[Items from an interface collection]

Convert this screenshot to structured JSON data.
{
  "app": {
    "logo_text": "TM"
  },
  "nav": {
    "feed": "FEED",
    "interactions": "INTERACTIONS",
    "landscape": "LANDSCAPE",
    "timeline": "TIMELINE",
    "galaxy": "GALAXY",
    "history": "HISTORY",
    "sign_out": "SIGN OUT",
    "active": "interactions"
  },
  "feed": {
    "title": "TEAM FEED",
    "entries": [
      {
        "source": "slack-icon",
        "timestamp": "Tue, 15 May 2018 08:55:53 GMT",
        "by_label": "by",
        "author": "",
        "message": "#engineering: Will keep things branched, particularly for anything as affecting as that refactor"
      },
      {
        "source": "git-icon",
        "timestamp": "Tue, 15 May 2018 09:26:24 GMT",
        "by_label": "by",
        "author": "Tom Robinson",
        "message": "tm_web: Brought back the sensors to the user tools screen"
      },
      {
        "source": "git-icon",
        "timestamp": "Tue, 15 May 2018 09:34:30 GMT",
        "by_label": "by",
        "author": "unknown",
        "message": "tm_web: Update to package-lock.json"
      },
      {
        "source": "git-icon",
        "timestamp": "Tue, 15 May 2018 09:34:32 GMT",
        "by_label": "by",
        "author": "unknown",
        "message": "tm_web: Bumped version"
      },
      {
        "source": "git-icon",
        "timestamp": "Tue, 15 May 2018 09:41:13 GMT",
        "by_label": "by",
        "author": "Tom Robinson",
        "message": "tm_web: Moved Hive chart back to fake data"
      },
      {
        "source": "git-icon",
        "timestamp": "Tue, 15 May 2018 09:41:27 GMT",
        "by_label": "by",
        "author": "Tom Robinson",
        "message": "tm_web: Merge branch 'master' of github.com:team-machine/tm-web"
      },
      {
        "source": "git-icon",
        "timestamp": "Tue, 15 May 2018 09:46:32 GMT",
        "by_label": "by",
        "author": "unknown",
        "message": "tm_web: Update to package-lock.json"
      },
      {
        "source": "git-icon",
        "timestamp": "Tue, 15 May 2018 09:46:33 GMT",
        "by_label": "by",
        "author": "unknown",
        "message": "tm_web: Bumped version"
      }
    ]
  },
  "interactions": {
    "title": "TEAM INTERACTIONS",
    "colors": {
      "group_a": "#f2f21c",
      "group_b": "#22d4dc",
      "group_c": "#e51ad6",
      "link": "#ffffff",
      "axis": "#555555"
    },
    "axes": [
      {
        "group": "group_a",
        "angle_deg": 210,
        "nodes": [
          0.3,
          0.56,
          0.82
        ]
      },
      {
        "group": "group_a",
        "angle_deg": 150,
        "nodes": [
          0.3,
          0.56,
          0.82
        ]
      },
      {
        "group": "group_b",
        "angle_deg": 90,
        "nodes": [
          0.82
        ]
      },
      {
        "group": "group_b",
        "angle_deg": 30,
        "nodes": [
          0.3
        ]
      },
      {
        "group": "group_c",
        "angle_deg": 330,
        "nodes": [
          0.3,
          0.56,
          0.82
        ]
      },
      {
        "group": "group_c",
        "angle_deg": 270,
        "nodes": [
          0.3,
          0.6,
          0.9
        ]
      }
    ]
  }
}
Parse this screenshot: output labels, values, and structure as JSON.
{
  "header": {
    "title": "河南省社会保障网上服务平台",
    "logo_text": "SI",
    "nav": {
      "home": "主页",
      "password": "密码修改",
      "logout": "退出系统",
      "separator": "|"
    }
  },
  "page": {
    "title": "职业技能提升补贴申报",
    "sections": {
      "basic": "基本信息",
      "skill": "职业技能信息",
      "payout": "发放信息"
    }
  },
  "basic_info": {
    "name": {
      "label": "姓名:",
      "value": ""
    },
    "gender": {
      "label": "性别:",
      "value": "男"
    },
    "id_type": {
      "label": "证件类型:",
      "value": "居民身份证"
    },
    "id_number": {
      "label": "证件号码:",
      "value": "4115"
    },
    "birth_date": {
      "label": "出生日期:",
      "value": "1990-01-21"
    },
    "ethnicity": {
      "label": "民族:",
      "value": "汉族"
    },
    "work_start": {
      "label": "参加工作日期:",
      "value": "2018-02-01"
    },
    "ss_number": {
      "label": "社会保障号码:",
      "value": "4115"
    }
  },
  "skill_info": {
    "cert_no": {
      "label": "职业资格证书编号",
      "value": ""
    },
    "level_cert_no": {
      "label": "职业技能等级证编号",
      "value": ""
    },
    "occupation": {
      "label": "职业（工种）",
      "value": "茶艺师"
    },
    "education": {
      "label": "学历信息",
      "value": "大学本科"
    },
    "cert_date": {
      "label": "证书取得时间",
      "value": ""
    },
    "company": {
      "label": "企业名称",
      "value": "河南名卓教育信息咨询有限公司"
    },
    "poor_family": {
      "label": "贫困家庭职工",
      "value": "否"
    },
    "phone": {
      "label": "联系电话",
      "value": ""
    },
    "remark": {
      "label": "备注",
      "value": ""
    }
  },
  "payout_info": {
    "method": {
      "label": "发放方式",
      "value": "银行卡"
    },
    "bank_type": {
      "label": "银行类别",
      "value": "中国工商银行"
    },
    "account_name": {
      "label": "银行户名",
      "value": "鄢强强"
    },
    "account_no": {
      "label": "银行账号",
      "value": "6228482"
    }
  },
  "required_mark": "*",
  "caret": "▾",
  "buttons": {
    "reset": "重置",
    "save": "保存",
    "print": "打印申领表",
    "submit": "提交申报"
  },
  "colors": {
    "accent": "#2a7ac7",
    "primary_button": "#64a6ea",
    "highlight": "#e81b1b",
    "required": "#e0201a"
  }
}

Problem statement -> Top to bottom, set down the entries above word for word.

Output for this exercise ->
Convert this screenshot to structured JSON data.
{
  "app": {
    "logo_text": "TM"
  },
  "nav": {
    "feed": "FEED",
    "interactions": "INTERACTIONS",
    "landscape": "LANDSCAPE",
    "timeline": "TIMELINE",
    "galaxy": "GALAXY",
    "history": "HISTORY",
    "sign_out": "SIGN OUT",
    "active": "interactions"
  },
  "feed": {
    "title": "TEAM FEED",
    "entries": [
      {
        "source": "slack-icon",
        "timestamp": "Tue, 15 May 2018 08:55:53 GMT",
        "by_label": "by",
        "author": "",
        "message": "#engineering: Will keep things branched, particularly for anything as affecting as that refactor"
      },
      {
        "source": "git-icon",
        "timestamp": "Tue, 15 May 2018 09:26:24 GMT",
        "by_label": "by",
        "author": "Tom Robinson",
        "message": "tm_web: Brought back the sensors to the user tools screen"
      },
      {
        "source": "git-icon",
        "timestamp": "Tue, 15 May 2018 09:34:30 GMT",
        "by_label": "by",
        "author": "unknown",
        "message": "tm_web: Update to package-lock.json"
      },
      {
        "source": "git-icon",
        "timestamp": "Tue, 15 May 2018 09:34:32 GMT",
        "by_label": "by",
        "author": "unknown",
        "message": "tm_web: Bumped version"
      },
      {
        "source": "git-icon",
        "timestamp": "Tue, 15 May 2018 09:41:13 GMT",
        "by_label": "by",
        "author": "Tom Robinson",
        "message": "tm_web: Moved Hive chart back to fake data"
      },
      {
        "source": "git-icon",
        "timestamp": "Tue, 15 May 2018 09:41:27 GMT",
        "by_label": "by",
        "author": "Tom Robinson",
        "message": "tm_web: Merge branch 'master' of github.com:team-machine/tm-web"
      },
      {
        "source": "git-icon",
        "timestamp": "Tue, 15 May 2018 09:46:32 GMT",
        "by_label": "by",
        "author": "unknown",
        "message": "tm_web: Update to package-lock.json"
      },
      {
        "source": "git-icon",
        "timestamp": "Tue, 15 May 2018 09:46:33 GMT",
        "by_label": "by",
        "author": "unknown",
        "message": "tm_web: Bumped version"
      }
    ]
  },
  "interactions": {
    "title": "TEAM INTERACTIONS",
    "colors": {
      "group_a": "#f2f21c",
      "group_b": "#22d4dc",
      "group_c": "#e51ad6",
      "link": "#ffffff",
      "axis": "#555555"
    },
    "axes": [
      {
        "group": "group_a",
        "angle_deg": 210,
        "nodes": [
          0.3,
          0.56,
          0.82
        ]
      },
      {
        "group": "group_a",
        "angle_deg": 150,
        "nodes": [
          0.3,
          0.56,
          0.82
        ]
      },
      {
        "group": "group_b",
        "angle_deg": 90,
        "nodes": [
          0.82
        ]
      },
      {
        "group": "group_b",
        "angle_deg": 30,
        "nodes": [
          0.3
        ]
      },
      {
        "group": "group_c",
        "angle_deg": 330,
        "nodes": [
          0.3,
          0.56,
          0.82
        ]
      },
      {
        "group": "group_c",
        "angle_deg": 270,
        "nodes": [
          0.3,
          0.6,
          0.9
        ]
      }
    ]
  }
}
Parse this screenshot: output labels, values, and structure as JSON.
{
  "header": {
    "title": "河南省社会保障网上服务平台",
    "logo_text": "SI",
    "nav": {
      "home": "主页",
      "password": "密码修改",
      "logout": "退出系统",
      "separator": "|"
    }
  },
  "page": {
    "title": "职业技能提升补贴申报",
    "sections": {
      "basic": "基本信息",
      "skill": "职业技能信息",
      "payout": "发放信息"
    }
  },
  "basic_info": {
    "name": {
      "label": "姓名:",
      "value": ""
    },
    "gender": {
      "label": "性别:",
      "value": "男"
    },
    "id_type": {
      "label": "证件类型:",
      "value": "居民身份证"
    },
    "id_number": {
      "label": "证件号码:",
      "value": "4115"
    },
    "birth_date": {
      "label": "出生日期:",
      "value": "1990-01-21"
    },
    "ethnicity": {
      "label": "民族:",
      "value": "汉族"
    },
    "work_start": {
      "label": "参加工作日期:",
      "value": "2018-02-01"
    },
    "ss_number": {
      "label": "社会保障号码:",
      "value": "4115"
    }
  },
  "skill_info": {
    "cert_no": {
      "label": "职业资格证书编号",
      "value": ""
    },
    "level_cert_no": {
      "label": "职业技能等级证编号",
      "value": ""
    },
    "occupation": {
      "label": "职业（工种）",
      "value": "茶艺师"
    },
    "education": {
      "label": "学历信息",
      "value": "大学本科"
    },
    "cert_date": {
      "label": "证书取得时间",
      "value": ""
    },
    "company": {
      "label": "企业名称",
      "value": "河南名卓教育信息咨询有限公司"
    },
    "poor_family": {
      "label": "贫困家庭职工",
      "value": "否"
    },
    "phone": {
      "label": "联系电话",
      "value": ""
    },
    "remark": {
      "label": "备注",
      "value": ""
    }
  },
  "payout_info": {
    "method": {
      "label": "发放方式",
      "value": "银行卡"
    },
    "bank_type": {
      "label": "银行类别",
      "value": "中国工商银行"
    },
    "account_name": {
      "label": "银行户名",
      "value": "鄢强强"
    },
    "account_no": {
      "label": "银行账号",
      "value": "6228482"
    }
  },
  "required_mark": "*",
  "caret": "▾",
  "buttons": {
    "reset": "重置",
    "save": "保存",
    "print": "打印申领表",
    "submit": "提交申报"
  },
  "colors": {
    "accent": "#2a7ac7",
    "primary_button": "#64a6ea",
    "highlight": "#e81b1b",
    "required": "#e0201a"
  }
}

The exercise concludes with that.